● **What this task involves**
Going through the entries below, copy out each line that contains "image".

● **Records shown**
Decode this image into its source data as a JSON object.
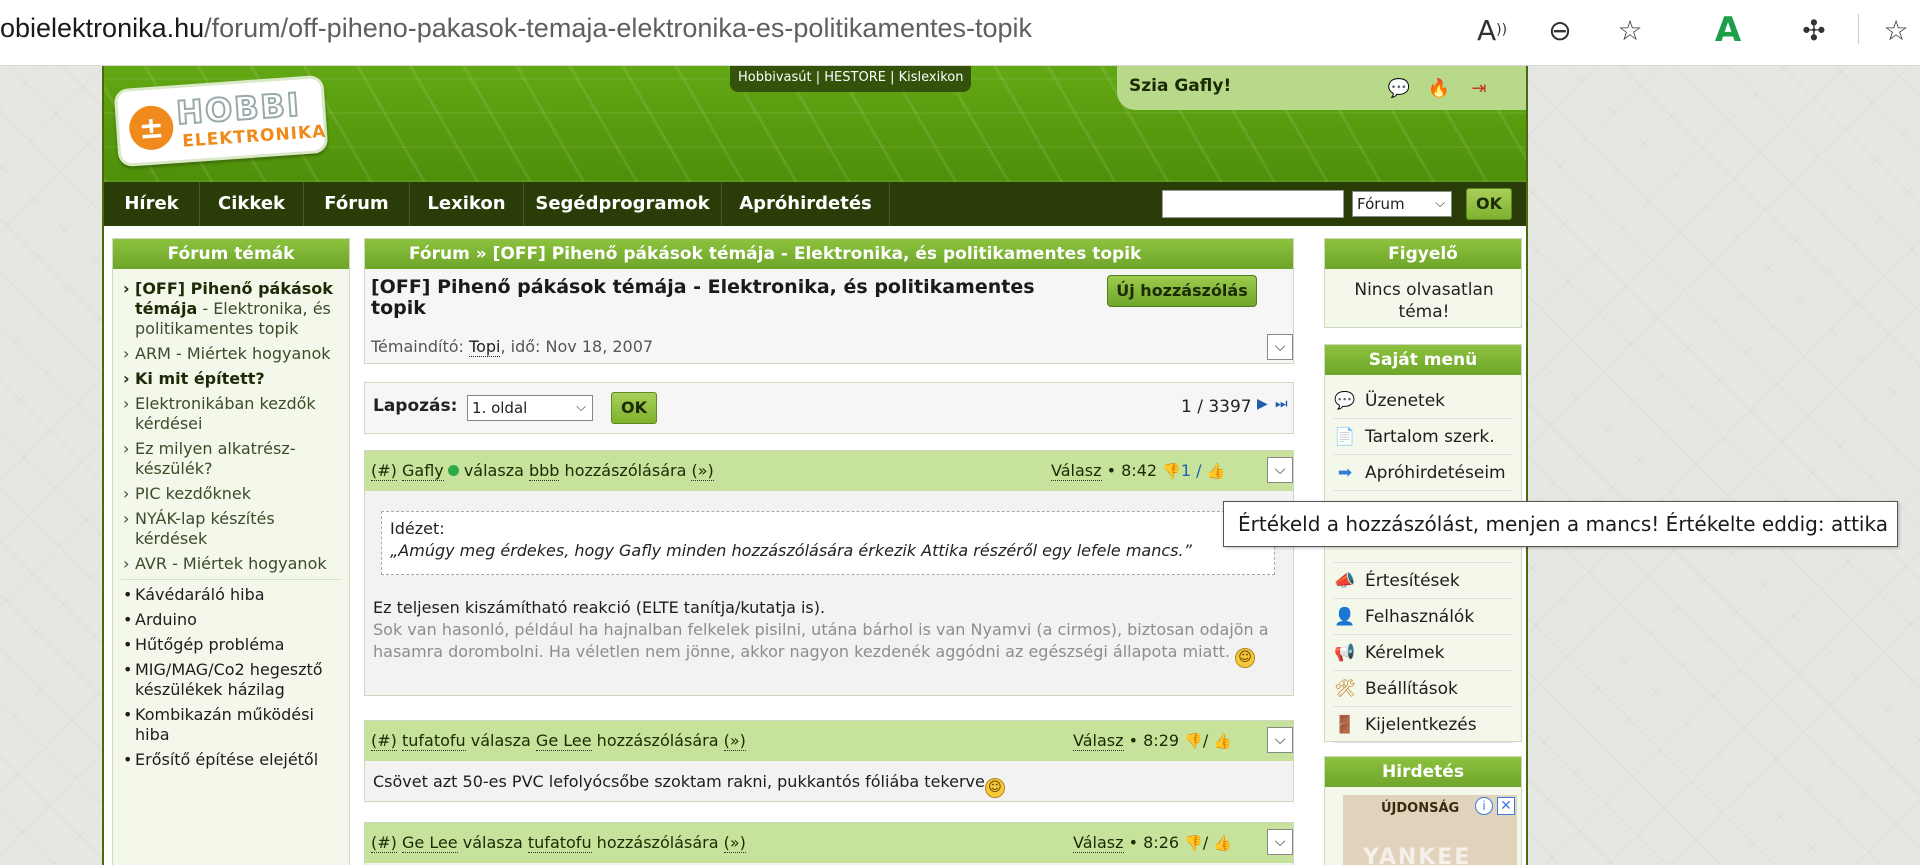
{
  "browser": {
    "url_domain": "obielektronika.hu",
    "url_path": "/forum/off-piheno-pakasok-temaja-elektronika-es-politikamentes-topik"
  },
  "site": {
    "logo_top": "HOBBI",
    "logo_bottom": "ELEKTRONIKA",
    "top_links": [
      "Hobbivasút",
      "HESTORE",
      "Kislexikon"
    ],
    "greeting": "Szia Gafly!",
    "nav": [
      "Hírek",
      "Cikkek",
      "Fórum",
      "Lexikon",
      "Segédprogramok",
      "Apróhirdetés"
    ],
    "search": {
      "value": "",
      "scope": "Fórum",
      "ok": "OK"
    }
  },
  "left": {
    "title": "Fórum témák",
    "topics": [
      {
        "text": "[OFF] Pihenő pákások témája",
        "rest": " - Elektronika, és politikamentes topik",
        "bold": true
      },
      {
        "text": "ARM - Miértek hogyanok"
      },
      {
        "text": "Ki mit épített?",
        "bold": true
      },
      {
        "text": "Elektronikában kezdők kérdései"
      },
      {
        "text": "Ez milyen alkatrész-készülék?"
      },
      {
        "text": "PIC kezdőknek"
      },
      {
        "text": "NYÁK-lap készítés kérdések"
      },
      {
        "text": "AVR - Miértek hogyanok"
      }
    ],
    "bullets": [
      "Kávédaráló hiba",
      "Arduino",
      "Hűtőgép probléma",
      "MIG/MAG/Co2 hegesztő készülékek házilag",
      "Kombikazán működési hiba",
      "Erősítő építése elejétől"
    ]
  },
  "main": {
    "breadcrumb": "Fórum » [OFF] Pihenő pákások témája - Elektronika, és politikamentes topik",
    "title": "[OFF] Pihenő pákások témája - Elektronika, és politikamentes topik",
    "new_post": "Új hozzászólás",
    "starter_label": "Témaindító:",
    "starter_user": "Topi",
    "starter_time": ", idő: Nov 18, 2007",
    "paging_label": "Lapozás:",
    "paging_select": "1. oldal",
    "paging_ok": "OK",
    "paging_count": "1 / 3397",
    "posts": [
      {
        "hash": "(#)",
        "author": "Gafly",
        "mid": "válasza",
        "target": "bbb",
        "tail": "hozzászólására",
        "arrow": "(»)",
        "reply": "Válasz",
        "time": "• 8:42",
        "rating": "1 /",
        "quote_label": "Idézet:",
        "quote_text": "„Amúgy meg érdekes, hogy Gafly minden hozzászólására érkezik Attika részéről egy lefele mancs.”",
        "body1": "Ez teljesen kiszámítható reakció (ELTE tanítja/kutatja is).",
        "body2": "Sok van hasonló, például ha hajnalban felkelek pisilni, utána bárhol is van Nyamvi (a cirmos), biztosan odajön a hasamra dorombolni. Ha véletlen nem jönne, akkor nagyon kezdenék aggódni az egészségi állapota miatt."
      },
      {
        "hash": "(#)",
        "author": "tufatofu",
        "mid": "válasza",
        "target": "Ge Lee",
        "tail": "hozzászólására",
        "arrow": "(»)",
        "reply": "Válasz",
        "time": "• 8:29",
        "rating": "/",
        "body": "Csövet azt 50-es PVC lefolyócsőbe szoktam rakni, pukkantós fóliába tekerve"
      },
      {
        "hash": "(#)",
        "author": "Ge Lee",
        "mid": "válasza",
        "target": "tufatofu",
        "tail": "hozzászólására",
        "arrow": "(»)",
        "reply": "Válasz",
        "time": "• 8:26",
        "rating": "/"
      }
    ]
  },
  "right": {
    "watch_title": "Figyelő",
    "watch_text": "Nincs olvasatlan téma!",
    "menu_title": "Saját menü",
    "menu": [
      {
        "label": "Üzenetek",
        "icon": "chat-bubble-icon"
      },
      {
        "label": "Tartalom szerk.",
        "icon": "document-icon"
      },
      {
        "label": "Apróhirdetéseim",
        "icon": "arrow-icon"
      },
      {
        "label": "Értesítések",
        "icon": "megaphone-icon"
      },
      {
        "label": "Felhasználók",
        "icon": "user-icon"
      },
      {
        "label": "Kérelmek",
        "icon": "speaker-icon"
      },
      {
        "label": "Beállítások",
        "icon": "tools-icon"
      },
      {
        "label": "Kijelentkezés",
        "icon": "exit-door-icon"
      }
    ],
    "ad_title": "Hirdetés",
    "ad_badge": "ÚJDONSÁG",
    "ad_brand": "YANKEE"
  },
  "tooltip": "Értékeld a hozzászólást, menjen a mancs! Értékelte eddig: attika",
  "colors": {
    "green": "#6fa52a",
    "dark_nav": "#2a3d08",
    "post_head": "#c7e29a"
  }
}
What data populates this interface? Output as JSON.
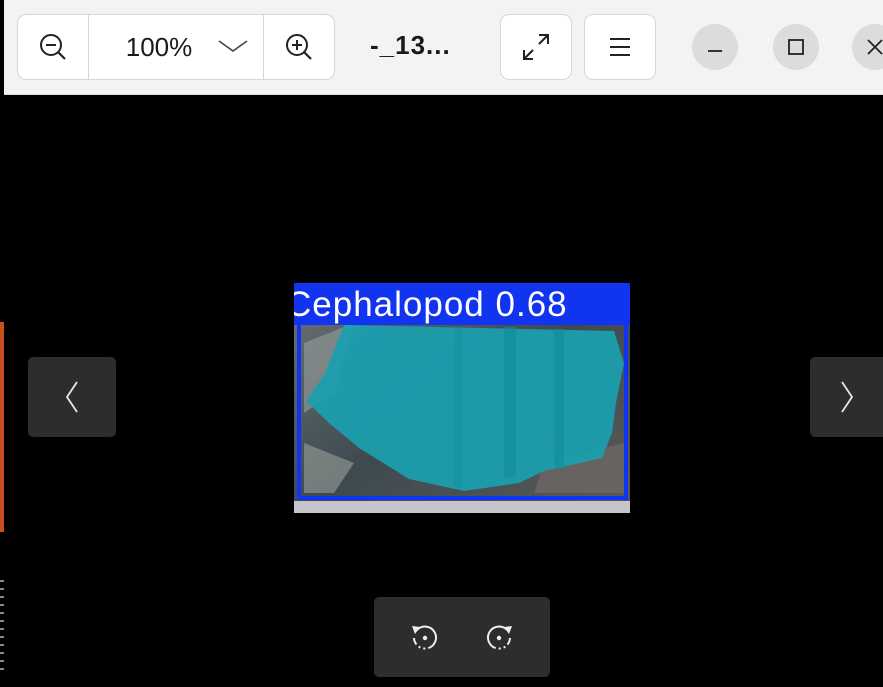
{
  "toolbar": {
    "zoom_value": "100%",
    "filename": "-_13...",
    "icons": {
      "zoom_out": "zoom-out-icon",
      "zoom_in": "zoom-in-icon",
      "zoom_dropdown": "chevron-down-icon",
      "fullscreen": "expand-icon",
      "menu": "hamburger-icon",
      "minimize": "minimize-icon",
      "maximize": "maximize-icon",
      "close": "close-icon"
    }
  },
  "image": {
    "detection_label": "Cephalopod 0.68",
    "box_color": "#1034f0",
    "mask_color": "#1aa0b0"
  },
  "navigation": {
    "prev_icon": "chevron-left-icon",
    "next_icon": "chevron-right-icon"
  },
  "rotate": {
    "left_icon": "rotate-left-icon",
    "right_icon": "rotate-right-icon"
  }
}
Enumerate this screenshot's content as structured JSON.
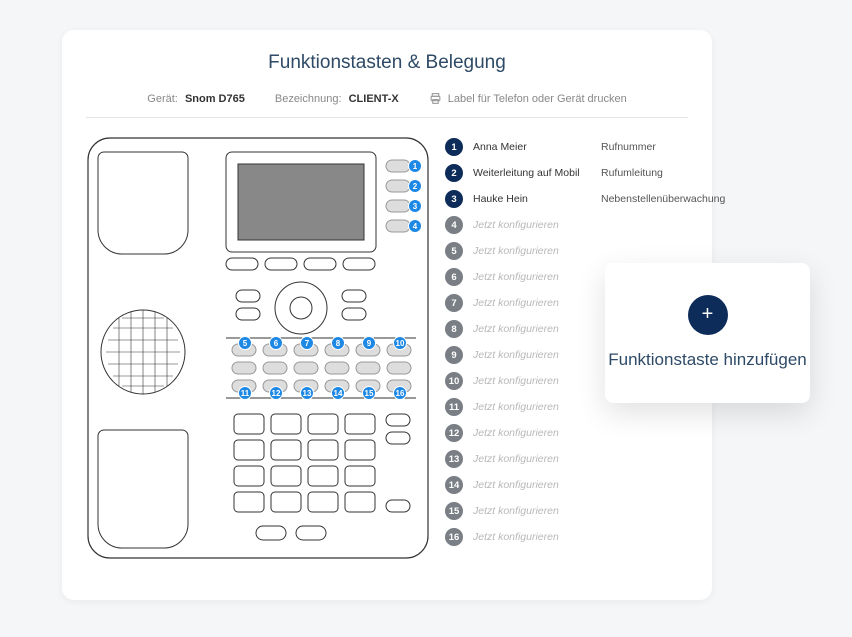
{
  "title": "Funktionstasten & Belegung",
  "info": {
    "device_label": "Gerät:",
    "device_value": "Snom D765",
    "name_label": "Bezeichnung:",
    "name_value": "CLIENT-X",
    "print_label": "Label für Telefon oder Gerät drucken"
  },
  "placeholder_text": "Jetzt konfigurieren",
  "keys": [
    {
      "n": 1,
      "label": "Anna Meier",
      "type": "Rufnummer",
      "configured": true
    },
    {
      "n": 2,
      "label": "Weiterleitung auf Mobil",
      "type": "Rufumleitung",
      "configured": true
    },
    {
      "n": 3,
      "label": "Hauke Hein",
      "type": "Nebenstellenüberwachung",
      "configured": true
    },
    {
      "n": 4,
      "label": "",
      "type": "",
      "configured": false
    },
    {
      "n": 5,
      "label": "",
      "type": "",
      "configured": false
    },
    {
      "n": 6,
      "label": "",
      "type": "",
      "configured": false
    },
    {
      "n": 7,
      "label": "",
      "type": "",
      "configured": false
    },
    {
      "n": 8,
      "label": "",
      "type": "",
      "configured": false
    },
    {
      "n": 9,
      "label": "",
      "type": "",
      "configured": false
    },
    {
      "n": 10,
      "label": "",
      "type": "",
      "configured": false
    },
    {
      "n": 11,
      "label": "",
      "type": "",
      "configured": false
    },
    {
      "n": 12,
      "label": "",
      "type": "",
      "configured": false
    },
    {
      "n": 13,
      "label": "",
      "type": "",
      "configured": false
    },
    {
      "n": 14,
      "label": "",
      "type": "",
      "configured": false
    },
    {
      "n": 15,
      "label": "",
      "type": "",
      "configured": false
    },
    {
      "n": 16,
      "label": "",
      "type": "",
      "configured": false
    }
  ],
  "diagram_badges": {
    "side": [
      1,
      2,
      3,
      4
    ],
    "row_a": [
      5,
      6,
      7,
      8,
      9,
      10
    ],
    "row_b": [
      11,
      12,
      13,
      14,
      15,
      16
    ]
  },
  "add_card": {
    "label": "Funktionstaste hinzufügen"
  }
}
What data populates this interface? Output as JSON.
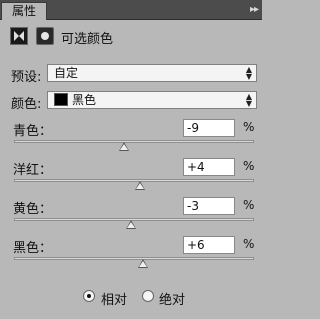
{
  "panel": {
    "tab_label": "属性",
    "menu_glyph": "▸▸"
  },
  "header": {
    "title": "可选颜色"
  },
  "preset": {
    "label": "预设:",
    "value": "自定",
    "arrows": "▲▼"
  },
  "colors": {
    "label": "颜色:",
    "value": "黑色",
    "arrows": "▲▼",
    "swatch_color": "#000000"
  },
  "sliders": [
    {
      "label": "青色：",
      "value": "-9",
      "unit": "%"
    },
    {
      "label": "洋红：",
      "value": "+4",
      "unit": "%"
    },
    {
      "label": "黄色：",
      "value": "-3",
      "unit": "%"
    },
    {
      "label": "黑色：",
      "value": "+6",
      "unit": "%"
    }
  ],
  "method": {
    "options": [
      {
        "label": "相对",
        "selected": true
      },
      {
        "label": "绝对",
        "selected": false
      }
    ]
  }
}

● **Written reply**
Decode this image into its source data as a JSON object.
  "image": {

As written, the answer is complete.